Q - How long have you been designing?
A - I am now 22 (and I don't know where that time went)... so that would be about 12 years! Wow - I didn't even realize.

Q - You're also a book reviewer, yay! Which came first: blog design or book reviewing?
A - Yes! I am the blogger at The Book Worms. Blog design came first, mainly because that was my "books aren't cool" stage. I got over that one though and I adore reading and writing about all the awesome books I come across!

Q - Are you interested in being a designer as your ultimate career? Or, do you have something else you're interested in?
A - As a matter of fact, yes I am! But I want to veer to graphic design only. I'm actually very interested in working in the publishing world, but we will see how that goes! I always ask myself if there is something I love more and if I will ever get sick of design... but, I always come back to it. It's a part of me!

Q - What advice can you give for bloggers looking for a designer?
A - Take your time. I've come across many bloggers who have rushed into working with a designer or chose one just because of the reasonable prices. But, in reality, you should just slow down, take a breather, and choose one who feels right for you and your blog/website or whatever project you may have.

Q - How can people connect with you to discuss a project for their blog (or other design inquiries)?
A - I am currently working on my return for taking project proposals. You can send me an email here if you want to be notified of my return. Once I come back, everyone is free to fill out the quote form and projects will be booked on a first come, first serve basis! (note from Natalie: Tawni will keep a slot open for the winner upon her return in the next month!)

Thank you so much, Tawni! I absolutely LOVE the design!

Rules for Giveaway
  • Click on log in (either with your Facebook account or with your name and email address). Don't worry, the personal information you entered will not be public.
  • Click the + sign and the number to enter your name, email address, and blog url, along with other details.
  • You do not have to be a follower of this blog or have to tweet it out, however it will give you more points if you do which only ups your chances. But, it is absolutely not required, so don't fret.
The winner will win...
  • $50 towards design options.
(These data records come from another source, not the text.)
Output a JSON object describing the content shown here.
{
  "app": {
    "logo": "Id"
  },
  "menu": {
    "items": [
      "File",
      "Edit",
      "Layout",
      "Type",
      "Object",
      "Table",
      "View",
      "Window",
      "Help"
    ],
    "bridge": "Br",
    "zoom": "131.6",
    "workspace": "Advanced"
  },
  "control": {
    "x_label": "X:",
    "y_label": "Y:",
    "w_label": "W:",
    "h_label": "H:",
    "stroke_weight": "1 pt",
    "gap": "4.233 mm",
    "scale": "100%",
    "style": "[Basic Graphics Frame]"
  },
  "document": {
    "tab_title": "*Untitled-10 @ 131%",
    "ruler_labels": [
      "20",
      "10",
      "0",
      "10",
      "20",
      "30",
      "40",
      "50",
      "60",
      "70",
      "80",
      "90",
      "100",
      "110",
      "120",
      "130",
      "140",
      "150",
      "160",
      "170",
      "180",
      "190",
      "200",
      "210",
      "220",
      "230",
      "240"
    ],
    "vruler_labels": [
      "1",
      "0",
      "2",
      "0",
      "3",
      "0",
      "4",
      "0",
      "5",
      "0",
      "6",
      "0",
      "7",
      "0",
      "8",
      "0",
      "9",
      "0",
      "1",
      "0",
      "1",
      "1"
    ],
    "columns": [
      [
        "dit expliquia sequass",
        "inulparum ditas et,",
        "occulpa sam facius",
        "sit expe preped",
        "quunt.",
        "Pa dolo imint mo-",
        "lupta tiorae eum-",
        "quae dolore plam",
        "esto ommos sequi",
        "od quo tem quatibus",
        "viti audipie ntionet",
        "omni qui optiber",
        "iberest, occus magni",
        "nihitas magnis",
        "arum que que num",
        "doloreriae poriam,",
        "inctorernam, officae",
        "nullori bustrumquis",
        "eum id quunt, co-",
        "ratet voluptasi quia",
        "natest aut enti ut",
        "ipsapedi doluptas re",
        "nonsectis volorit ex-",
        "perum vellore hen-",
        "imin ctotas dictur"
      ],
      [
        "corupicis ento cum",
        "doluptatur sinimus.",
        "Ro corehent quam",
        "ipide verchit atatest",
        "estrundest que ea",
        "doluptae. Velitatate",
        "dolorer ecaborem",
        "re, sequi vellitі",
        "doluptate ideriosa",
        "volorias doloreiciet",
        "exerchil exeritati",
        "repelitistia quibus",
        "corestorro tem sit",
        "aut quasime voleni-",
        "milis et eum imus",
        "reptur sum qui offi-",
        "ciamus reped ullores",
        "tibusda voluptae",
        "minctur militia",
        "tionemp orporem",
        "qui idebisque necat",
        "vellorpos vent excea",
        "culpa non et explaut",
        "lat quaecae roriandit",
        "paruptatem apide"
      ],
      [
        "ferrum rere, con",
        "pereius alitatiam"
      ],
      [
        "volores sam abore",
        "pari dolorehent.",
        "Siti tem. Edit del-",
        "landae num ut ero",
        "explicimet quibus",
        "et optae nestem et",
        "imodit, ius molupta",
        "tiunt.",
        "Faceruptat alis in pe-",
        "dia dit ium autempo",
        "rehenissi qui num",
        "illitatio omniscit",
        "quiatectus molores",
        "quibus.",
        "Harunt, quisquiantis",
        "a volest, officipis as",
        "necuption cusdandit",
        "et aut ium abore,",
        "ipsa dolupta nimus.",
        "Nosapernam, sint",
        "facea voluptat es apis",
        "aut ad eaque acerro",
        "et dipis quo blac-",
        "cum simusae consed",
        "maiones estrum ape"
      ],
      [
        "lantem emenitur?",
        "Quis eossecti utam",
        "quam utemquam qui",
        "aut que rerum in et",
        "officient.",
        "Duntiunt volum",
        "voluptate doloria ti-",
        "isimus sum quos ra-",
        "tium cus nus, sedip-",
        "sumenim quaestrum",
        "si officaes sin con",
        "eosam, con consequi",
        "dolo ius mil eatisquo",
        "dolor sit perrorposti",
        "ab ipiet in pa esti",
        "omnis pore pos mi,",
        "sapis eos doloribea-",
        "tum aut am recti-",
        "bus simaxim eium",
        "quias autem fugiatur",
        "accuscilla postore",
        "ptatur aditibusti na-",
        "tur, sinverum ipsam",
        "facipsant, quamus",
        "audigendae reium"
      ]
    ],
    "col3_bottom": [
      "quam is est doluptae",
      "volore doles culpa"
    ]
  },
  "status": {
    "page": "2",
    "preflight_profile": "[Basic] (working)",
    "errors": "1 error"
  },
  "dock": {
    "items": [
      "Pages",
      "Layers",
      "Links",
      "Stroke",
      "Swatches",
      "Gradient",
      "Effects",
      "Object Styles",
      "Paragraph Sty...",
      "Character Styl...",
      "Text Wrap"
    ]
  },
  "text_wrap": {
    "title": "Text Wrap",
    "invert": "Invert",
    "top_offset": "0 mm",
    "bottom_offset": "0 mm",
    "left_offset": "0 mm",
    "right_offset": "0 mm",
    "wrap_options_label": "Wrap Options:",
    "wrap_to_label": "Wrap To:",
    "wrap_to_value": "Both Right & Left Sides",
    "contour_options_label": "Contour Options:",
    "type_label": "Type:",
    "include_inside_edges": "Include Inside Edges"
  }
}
You can simply use the $50 for whatever items are priced up to that total amount, or you can put my $50 towards more options, or get a full design. (Note: if you decide to get anything that is more than $50, you are responsible for paying Forever Design Studio the balance of anything over $50)
  • Winner will be announced Thursday, January 19, 2012.
Good luck!